JUPITER, Fla. -- Upon the completion of his 10 1/2-month hiatus from big league baseball, Travis d'Arnaud stepped to the plate as the Mets' designated hitter on Sunday at Roger Dean Chevrolet Stadium, dug into the batter's box and swung at the first pitch he saw. From start to finish, the whole episode was over in a matter of seconds.
It was also a footnote compared to the greater goal d'Arnaud achieved in the Mets' 10-8 win over the Cardinals: simply playing in a game for the first time since Tommy John surgery.
"Emotional," was how d’Arnaud described it. "I was jittery, nervous. But once I put my foot in between the foul lines, I was pretty excited and glad to get back out there."
Unlike teammate T.J. Rivera, a fellow position player who had Tommy John surgery in Sept. 2017 and still hasn't made it back, d'Arnaud experienced no extraordinary hardships in his return from the operation. Last April, after experiencing pain during the first week of the season, he underwent an MRI that revealed a partial tear of the ulnar collateral ligament (UCL) in his right elbow. For a moment, d'Arnaud stood in stunned silence in the doctor's office, unable to absorb the news.
A few days later, he chose to have surgery, which requires a rehab period of 9-12 months -- and often longer -- for position players.
That is what made his return on Sunday so significant. There was always a chance that d'Arnaud's rehab would linger until April or May, giving other catchers -- Devin Mesoraco and Tomas Nido are both in camp, and well regarded by the front office and coaching staff -- chances to steal his playing time.

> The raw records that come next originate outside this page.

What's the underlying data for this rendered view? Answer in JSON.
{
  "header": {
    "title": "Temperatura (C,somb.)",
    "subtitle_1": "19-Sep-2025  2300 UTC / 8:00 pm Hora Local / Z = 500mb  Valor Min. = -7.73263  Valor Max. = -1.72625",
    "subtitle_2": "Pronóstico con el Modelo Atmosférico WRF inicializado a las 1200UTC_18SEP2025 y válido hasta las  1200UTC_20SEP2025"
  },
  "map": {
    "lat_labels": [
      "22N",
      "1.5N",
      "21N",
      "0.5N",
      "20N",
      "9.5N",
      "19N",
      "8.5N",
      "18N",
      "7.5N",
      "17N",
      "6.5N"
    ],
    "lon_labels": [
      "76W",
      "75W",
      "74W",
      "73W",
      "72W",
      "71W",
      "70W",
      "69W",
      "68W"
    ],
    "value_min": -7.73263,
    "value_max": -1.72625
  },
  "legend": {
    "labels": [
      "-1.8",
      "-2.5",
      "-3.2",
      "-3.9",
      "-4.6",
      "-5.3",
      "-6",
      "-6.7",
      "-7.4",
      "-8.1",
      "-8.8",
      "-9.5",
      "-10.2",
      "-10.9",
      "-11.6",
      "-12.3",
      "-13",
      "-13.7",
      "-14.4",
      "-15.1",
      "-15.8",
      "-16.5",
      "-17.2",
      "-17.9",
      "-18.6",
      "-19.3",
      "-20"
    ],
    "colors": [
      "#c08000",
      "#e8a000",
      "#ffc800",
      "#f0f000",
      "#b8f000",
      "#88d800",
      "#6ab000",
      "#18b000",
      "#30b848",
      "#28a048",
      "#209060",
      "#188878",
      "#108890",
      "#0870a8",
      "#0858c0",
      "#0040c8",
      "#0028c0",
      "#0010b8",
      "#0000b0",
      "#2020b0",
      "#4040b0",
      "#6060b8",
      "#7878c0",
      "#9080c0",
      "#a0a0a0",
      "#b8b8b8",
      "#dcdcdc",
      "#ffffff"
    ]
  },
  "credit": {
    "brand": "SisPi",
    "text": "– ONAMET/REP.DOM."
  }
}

Kevin Plawecki may not be around anymore, but the Mets still have plenty of competition for their backup catcher job behind Wilson Ramos.
For now, d'Arnaud insists he's not worried about any of that, focused instead on the final stages of his rehab. His start on Sunday as DH marked a significant step for d'Arnaud, an offense-first catcher with a career .245/.306/.406 slash line. He's scheduled to be the DH again on Monday, then catch in a simulated or Minor League game before doing so in the Grapefruit League. The entire process should take only a few more days, at which point d'Arnaud will be, effectively, a healthy player again.
"We just want to see him," manager Mickey Callaway said, noting that d'Arnaud is on track to be ready for Opening Day. "When you're out that long, we've just got to get our eyes on him and see where he's at physically, see where he's at mentally, because that takes its toll being out so long. ... We just need to see him play."
Although d'Arnaud won’t cop to thinking about the competition his health has created, his bosses certainly are weighing it. Assuming he stays healthy, d'Arnaud remains a favorite to break camp with the Mets -- he is, after all, making $3.5 million through arbitration. But the Mets could also start the season with d'Arnaud on the injured list if they feel he needs more time. Or, they could simply decide that Mesoraco, whom they signed to a Minor League deal last month, is a better option for the 25-man roster.
All of it could wear on d'Arnaud if he kept such issues foremost in his mind, but when asked about it Sunday, he replied: "Not right now."
"I'm just happy to be playing today," d'Arnaud said. "Right now, it's about seeing the ball, hitting the ball and getting back out there behind the plate."